### GIVEN DATA
--- --- ---

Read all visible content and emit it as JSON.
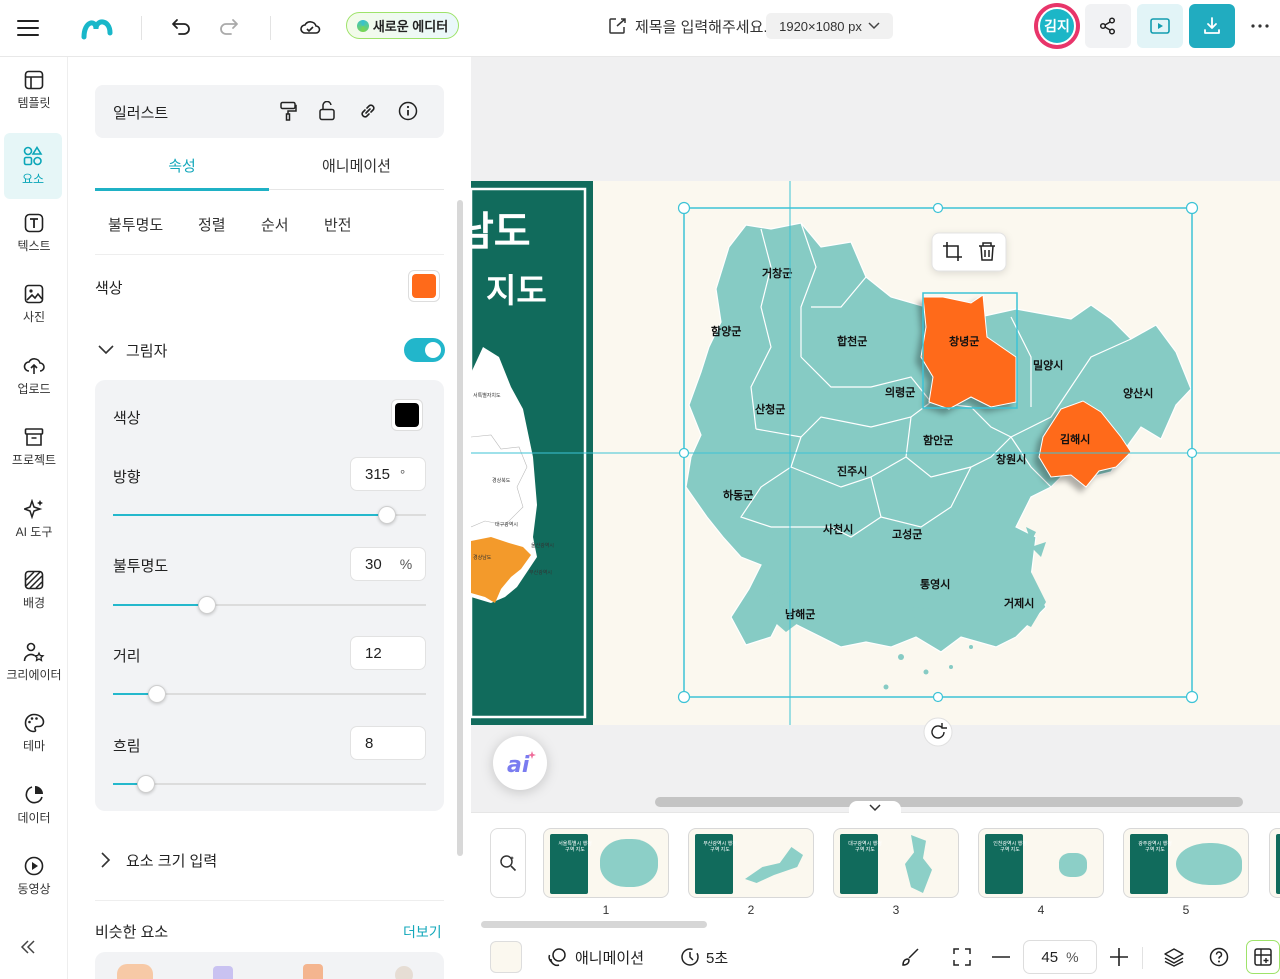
{
  "header": {
    "new_editor_label": "새로운 에디터",
    "doc_title_placeholder": "제목을 입력해주세요.",
    "size_label": "1920×1080 px",
    "avatar_name": "김지"
  },
  "rail": [
    {
      "label": "템플릿"
    },
    {
      "label": "요소"
    },
    {
      "label": "텍스트"
    },
    {
      "label": "사진"
    },
    {
      "label": "업로드"
    },
    {
      "label": "프로젝트"
    },
    {
      "label": "AI 도구"
    },
    {
      "label": "배경"
    },
    {
      "label": "크리에이터"
    },
    {
      "label": "테마"
    },
    {
      "label": "데이터"
    },
    {
      "label": "동영상"
    }
  ],
  "panel": {
    "element_type": "일러스트",
    "tabs": {
      "properties": "속성",
      "animation": "애니메이션"
    },
    "subtabs": [
      "불투명도",
      "정렬",
      "순서",
      "반전"
    ],
    "color_label": "색상",
    "fill_color": "#FF6A1A",
    "shadow": {
      "label": "그림자",
      "enabled": true,
      "color_label": "색상",
      "color": "#000000",
      "direction_label": "방향",
      "direction": 315,
      "direction_unit": "°",
      "direction_max": 360,
      "opacity_label": "불투명도",
      "opacity": 30,
      "opacity_unit": "%",
      "distance_label": "거리",
      "distance": 12,
      "distance_max": 100,
      "blur_label": "흐림",
      "blur": 8,
      "blur_max": 100
    },
    "size_input_label": "요소 크기 입력",
    "similar_label": "비슷한 요소",
    "more_label": "더보기"
  },
  "canvas": {
    "title_line1": "남도",
    "title_line2": "지도",
    "colors": {
      "green": "#116B5C",
      "map": "#86CBC4",
      "highlight": "#FF6A1A",
      "selection": "#3CC3D6",
      "page_bg": "#FBF8EF"
    },
    "regions": [
      "거창군",
      "함양군",
      "합천군",
      "창녕군",
      "밀양시",
      "양산시",
      "산청군",
      "의령군",
      "함안군",
      "김해시",
      "창원시",
      "진주시",
      "하동군",
      "사천시",
      "고성군",
      "통영시",
      "거제시",
      "남해군"
    ],
    "inset_labels": [
      "경상북도",
      "대구광역시",
      "울산광역시",
      "경상남도",
      "부산광역시"
    ]
  },
  "pages": [
    {
      "num": "1",
      "t": "서울특별시 행정구역 지도"
    },
    {
      "num": "2",
      "t": "부산광역시 행정구역 지도"
    },
    {
      "num": "3",
      "t": "대구광역시 행정구역 지도"
    },
    {
      "num": "4",
      "t": "인천광역시 행정구역 지도"
    },
    {
      "num": "5",
      "t": "광주광역시 행정구역 지도"
    }
  ],
  "footer": {
    "animation_label": "애니메이션",
    "duration_label": "5초",
    "zoom_value": "45",
    "zoom_unit": "%"
  }
}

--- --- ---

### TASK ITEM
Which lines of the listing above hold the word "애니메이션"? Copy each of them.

### REPLY
      "animation": "애니메이션"
    "animation_label": "애니메이션",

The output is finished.